3. Media moisture levels are critical for minimizing risk of ambrosia beetle attacks. Exotic ambrosia beetles are destructive wood-boring pests of trees growing in tree nurseries and orchards. Ambrosia beetles attack trees emitting ethanol due to physiological stress, including poor drainage/overwatering/flood-stress. ARS in Wooster, Ohio and university researchers have collaboratively demonstrated that maintaining adequate moisture levels substantially decreases the risk of ambrosia beetle attacks. While insecticide applications reduce Xylosandrus species ambrosia beetle attacks on flood-stressed trees, healthy trees absent of ethanol emissions are not at risk for attack. Managing moisture levels at or below 50% and maximizing tree health provides protection against Xylosandrus species ambrosia beetles without the need to preventive insecticide treatments. These results will help growers of ornamental and horticultural trees to minimize the risk of ambrosia beetle attacks and reduce insecticide usage.
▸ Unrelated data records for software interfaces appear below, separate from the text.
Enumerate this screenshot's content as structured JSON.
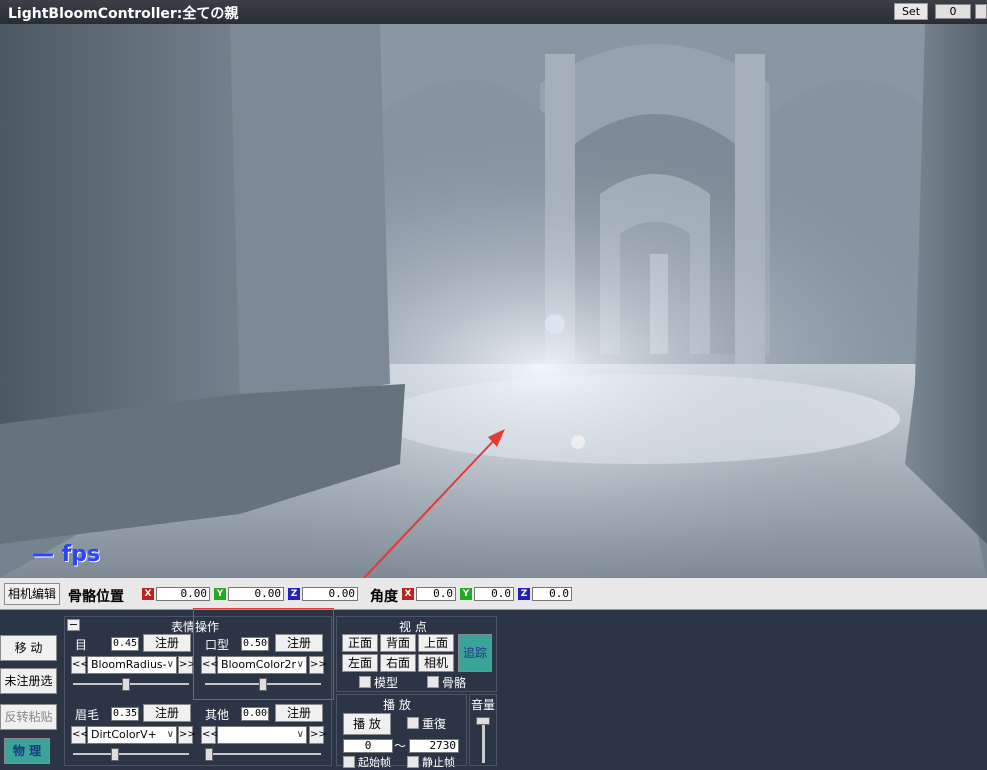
{
  "window": {
    "title": "LightBloomController:全ての親",
    "set_label": "Set",
    "set_value": "0"
  },
  "viewport": {
    "fps_label": "— fps"
  },
  "bone_bar": {
    "camera_edit_label": "相机编辑",
    "bone_position_label": "骨骼位置",
    "angle_label": "角度",
    "axis_x": "X",
    "axis_y": "Y",
    "axis_z": "Z",
    "pos_x": "0.00",
    "pos_y": "0.00",
    "pos_z": "0.00",
    "ang_x": "0.0",
    "ang_y": "0.0",
    "ang_z": "0.0"
  },
  "side_buttons": {
    "move": "移 动",
    "unregistered": "未注册选",
    "reverse_paste": "反转粘贴",
    "physics": "物 理"
  },
  "expression_panel": {
    "title": "表情操作",
    "collapse": "−",
    "eye_label": "目",
    "eye_value": "0.450",
    "mouth_label": "口型",
    "mouth_value": "0.500",
    "brow_label": "眉毛",
    "brow_value": "0.350",
    "other_label": "其他",
    "other_value": "0.000",
    "register_label": "注册",
    "eye_select": "BloomRadius-",
    "mouth_select": "BloomColor2r",
    "brow_select": "DirtColorV+",
    "other_select": "",
    "prev": "<<",
    "next": ">>",
    "eye_slider": 0.45,
    "mouth_slider": 0.5,
    "brow_slider": 0.35,
    "other_slider": 0.0
  },
  "view_panel": {
    "title": "视 点",
    "front": "正面",
    "back": "背面",
    "top": "上面",
    "left": "左面",
    "right": "右面",
    "camera": "相机",
    "track": "追踪",
    "model_check": "模型",
    "bone_check": "骨骼"
  },
  "play_panel": {
    "title": "播 放",
    "play_button": "播 放",
    "repeat_label": "重復",
    "start_frame": "0",
    "tilde": "〜",
    "end_frame": "2730",
    "start_label": "起始帧",
    "stop_label": "静止帧"
  },
  "volume_panel": {
    "title": "音量"
  },
  "colors": {
    "panel_bg": "#2b3545",
    "accent_teal": "#3aa39a",
    "annotation_red": "#e53935"
  }
}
Reding, M.E., Ranger, C.M. 2017. Residue age and tree attractiveness influence efficacy of insecticide treatments against ambrosia beetles (Coleoptera: Curculionidae). Journal of Economic Entomology. 111:269-276.
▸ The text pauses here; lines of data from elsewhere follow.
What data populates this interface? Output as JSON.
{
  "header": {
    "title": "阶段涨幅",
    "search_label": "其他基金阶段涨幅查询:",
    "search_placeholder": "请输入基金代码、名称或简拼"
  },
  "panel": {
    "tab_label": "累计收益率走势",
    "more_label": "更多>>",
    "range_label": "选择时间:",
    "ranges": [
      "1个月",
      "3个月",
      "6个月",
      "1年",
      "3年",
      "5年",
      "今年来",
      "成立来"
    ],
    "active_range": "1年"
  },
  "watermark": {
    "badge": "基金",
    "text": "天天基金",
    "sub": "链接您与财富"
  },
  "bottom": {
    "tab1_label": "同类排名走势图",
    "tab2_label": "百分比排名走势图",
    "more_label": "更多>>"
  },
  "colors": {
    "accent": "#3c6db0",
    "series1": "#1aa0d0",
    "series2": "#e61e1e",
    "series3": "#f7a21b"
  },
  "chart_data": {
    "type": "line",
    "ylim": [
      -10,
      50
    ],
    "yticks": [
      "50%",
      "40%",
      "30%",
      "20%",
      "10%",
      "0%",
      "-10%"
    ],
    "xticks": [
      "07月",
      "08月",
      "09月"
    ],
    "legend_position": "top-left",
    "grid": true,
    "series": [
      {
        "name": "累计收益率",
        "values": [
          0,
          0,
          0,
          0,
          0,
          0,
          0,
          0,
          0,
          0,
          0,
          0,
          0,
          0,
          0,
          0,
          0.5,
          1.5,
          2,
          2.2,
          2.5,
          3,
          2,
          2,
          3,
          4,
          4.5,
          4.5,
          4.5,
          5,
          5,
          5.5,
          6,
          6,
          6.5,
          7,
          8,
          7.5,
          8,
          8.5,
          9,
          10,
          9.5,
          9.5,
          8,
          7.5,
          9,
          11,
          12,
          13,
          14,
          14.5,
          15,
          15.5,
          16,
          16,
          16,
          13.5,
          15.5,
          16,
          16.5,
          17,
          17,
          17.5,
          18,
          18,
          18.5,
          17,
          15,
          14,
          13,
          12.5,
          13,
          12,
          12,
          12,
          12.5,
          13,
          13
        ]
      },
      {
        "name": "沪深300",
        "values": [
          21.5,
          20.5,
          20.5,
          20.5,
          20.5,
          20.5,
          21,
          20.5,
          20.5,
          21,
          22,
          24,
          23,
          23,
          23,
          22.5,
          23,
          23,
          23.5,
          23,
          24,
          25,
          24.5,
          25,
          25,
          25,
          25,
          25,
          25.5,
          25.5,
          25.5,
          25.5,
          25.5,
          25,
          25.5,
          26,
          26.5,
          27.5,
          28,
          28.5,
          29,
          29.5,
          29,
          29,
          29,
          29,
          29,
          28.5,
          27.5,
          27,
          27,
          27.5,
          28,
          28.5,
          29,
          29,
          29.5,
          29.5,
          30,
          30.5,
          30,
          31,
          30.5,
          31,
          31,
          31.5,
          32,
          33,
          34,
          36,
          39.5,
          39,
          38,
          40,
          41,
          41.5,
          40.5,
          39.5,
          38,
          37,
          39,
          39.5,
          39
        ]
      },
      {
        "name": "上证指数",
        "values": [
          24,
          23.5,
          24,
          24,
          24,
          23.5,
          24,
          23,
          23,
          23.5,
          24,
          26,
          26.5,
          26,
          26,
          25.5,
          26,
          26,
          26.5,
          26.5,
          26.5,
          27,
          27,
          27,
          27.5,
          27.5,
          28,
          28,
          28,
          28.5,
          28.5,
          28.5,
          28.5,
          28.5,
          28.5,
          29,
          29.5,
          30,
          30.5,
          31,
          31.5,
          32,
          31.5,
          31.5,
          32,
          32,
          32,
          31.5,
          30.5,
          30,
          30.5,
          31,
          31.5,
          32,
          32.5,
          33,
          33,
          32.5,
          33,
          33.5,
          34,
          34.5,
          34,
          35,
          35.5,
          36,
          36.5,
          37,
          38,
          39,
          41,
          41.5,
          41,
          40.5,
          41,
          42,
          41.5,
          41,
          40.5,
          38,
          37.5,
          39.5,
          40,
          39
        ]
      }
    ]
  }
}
Oliver, J., Ranger, C.M., Reding, M.E., Youssef, N., Moyseenko, J. 2017. Single and combination insecticides evaluated as regulatory immersion treatments to eliminate third-instar Japanese beetle (Coleoptera: Scarabaeidae) from small diameter field-grown and containerized nursery plants. Journal of Entomological Science. 52:274-287.
Addesso, K., Baysal-Gurel, F., Oliver, J., Ranger, C.M., O'Neal, P. 2018. Interaction of a preventative fungicide treatment and root rot pathogen on ambrosia beetle attacks during a simulated flood event. Insects. 9:1-11. doi:10.3390/insects9030083.
Ranger, C.M., Biedermann, P., Phuntumart, V., Benz, Y.P., Beligala, G.U., Ghosh, S., Palmquist, D.E., Mueller, R., Barnett, J.L., Schultz, P., Reding, M.E. 2018. Inordinate fondness for alcohol benefits fungus-farming by ambrosia beetles. Proceedings of the National Academy of Sciences. 115:4447-4452.
Anderson, A., Ranger, C.M., Frank, S. 2017. Interaction of insecticide and media moisture on ambrosia beetle (Coleoptera: Curculionidae) attacks on ornamental trees. Environmental Entomology. 46:1390-1396.